▶ TASK TO CARRY OUT:
Pull every line of the entries that has the word "this".

Extracted records:
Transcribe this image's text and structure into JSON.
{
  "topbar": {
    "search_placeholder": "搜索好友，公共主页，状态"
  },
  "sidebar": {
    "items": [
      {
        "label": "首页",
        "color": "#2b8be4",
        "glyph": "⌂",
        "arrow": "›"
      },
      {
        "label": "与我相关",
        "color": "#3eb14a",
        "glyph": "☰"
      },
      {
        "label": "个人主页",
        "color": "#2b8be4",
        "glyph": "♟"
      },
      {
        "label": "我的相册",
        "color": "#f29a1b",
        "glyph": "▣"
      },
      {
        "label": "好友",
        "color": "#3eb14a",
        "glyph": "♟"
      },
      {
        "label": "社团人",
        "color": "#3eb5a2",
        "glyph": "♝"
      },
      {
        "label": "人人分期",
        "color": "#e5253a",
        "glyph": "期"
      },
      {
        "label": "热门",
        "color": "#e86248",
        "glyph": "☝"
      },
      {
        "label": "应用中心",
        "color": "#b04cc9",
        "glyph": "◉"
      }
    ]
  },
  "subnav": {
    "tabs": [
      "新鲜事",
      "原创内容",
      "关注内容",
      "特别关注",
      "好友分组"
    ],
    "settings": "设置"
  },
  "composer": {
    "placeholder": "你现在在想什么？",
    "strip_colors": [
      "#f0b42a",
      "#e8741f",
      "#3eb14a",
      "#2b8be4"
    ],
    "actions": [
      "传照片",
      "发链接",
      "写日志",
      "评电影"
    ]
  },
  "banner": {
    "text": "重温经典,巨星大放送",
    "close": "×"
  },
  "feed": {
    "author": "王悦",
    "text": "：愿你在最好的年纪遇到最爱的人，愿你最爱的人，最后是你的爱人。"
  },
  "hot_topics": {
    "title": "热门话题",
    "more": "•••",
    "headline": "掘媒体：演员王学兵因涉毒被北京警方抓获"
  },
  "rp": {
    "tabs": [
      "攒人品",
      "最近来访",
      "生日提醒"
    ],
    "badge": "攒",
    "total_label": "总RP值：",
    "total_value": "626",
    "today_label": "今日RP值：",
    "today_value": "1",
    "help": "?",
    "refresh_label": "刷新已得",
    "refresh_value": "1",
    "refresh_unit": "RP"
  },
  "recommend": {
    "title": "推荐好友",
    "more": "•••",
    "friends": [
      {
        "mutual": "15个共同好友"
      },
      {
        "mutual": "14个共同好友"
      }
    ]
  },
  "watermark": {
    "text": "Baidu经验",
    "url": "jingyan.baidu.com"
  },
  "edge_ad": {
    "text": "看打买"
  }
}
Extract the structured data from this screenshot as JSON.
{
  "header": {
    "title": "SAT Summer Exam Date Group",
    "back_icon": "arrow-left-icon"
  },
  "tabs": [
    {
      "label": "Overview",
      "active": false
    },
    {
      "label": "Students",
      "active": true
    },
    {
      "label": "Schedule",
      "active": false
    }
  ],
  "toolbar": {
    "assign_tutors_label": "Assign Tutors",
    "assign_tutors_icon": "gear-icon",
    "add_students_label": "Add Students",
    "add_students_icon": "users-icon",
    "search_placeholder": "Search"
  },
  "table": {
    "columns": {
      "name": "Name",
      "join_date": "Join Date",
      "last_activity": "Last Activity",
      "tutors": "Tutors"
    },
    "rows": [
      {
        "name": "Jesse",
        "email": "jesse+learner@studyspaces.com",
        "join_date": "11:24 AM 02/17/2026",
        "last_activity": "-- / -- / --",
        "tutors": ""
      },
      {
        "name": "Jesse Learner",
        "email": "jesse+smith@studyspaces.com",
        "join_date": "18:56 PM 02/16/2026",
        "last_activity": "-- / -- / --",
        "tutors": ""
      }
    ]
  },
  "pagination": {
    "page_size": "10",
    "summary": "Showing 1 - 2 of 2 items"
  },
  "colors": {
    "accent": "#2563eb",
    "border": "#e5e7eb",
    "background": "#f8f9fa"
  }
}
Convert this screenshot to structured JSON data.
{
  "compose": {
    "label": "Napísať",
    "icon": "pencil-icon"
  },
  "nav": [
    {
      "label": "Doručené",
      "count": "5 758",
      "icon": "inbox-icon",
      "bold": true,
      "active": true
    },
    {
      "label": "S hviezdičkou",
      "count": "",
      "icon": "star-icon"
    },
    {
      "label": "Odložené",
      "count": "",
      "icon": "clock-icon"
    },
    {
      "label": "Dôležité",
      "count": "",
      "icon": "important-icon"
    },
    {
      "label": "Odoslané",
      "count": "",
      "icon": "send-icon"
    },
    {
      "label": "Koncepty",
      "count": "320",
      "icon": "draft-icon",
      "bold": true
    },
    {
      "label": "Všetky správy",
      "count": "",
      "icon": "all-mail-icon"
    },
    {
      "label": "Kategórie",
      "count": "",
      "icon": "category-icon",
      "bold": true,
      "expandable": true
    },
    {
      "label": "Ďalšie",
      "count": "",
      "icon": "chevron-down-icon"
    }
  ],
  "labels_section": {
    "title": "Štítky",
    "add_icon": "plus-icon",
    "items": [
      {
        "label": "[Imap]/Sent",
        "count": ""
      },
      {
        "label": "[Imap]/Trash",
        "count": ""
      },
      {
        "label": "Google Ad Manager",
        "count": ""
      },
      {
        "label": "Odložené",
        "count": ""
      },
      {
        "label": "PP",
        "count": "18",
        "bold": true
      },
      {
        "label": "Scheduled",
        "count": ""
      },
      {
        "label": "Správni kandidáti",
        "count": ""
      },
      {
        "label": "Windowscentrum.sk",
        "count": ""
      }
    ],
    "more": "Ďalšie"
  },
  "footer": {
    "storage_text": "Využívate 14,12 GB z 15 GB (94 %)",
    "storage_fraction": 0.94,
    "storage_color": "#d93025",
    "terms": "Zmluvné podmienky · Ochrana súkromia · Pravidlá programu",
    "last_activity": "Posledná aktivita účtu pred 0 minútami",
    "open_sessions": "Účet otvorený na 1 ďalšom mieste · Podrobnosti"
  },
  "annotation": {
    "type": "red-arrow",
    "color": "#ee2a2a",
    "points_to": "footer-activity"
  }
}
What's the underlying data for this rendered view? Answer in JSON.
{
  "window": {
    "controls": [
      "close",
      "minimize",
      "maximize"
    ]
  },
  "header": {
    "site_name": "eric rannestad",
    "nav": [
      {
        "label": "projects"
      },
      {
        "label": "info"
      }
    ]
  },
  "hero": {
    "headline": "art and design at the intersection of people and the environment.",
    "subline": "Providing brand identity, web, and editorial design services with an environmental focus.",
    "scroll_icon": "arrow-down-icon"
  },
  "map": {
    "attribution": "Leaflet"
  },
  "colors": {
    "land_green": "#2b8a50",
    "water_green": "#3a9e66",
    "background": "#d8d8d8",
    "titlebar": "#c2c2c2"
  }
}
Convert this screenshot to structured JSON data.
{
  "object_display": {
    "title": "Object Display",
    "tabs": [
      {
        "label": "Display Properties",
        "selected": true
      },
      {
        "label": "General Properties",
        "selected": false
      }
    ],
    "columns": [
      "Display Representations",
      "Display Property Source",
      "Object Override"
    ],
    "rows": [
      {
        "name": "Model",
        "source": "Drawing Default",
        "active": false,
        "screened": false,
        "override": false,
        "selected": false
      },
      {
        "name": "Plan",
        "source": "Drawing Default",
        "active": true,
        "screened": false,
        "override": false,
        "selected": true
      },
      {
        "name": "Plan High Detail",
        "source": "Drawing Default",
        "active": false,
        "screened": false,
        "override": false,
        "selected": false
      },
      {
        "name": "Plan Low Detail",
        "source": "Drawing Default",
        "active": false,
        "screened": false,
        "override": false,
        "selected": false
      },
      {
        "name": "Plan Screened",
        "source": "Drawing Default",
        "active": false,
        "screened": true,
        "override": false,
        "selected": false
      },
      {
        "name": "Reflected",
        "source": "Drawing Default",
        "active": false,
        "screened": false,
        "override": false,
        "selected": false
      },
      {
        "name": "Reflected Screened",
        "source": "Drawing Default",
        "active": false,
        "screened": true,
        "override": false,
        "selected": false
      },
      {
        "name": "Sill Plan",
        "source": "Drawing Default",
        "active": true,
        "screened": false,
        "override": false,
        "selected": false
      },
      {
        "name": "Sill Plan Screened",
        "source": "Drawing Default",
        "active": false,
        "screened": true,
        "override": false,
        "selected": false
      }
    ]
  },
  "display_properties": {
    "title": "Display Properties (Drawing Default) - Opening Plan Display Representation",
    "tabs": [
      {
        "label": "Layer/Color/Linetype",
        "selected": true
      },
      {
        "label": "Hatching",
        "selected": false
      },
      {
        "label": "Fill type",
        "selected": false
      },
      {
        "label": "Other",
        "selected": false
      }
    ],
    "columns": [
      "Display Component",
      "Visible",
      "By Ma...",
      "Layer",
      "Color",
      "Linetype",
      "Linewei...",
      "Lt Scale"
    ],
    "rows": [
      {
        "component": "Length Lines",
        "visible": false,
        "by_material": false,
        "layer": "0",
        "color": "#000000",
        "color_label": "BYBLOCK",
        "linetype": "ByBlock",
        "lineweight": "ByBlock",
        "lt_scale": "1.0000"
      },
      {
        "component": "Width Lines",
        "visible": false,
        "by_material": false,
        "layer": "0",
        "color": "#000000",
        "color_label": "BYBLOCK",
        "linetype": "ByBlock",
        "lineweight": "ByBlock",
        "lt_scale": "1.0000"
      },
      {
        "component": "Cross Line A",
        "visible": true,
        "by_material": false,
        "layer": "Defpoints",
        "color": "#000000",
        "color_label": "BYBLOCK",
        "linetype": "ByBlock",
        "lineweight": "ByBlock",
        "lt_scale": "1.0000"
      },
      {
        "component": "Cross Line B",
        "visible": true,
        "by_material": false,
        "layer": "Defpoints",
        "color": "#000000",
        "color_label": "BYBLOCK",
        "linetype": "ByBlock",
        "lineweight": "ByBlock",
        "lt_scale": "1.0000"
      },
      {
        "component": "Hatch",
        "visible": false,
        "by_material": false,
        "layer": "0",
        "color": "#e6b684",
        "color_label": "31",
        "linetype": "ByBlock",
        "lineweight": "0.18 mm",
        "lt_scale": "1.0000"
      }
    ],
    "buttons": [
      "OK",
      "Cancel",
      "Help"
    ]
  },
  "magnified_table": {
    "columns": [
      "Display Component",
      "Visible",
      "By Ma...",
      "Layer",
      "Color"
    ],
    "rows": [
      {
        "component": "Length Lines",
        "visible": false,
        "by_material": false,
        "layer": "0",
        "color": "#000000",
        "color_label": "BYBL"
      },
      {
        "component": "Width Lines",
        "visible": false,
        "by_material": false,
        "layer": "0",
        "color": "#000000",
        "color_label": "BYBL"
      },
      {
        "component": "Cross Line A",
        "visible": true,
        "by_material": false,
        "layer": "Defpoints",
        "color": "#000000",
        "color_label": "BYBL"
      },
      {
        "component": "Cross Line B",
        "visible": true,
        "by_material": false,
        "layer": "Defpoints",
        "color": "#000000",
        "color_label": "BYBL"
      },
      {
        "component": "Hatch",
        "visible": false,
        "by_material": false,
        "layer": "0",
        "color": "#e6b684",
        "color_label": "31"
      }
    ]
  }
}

▶ COMPLETED TASK:
Transcribe this image's text and structure into JSON.
Extract the structured data from this screenshot as JSON.
Convert this screenshot to structured JSON data.
What's the underlying data for this rendered view? Answer in JSON.
Convert this screenshot to structured JSON data.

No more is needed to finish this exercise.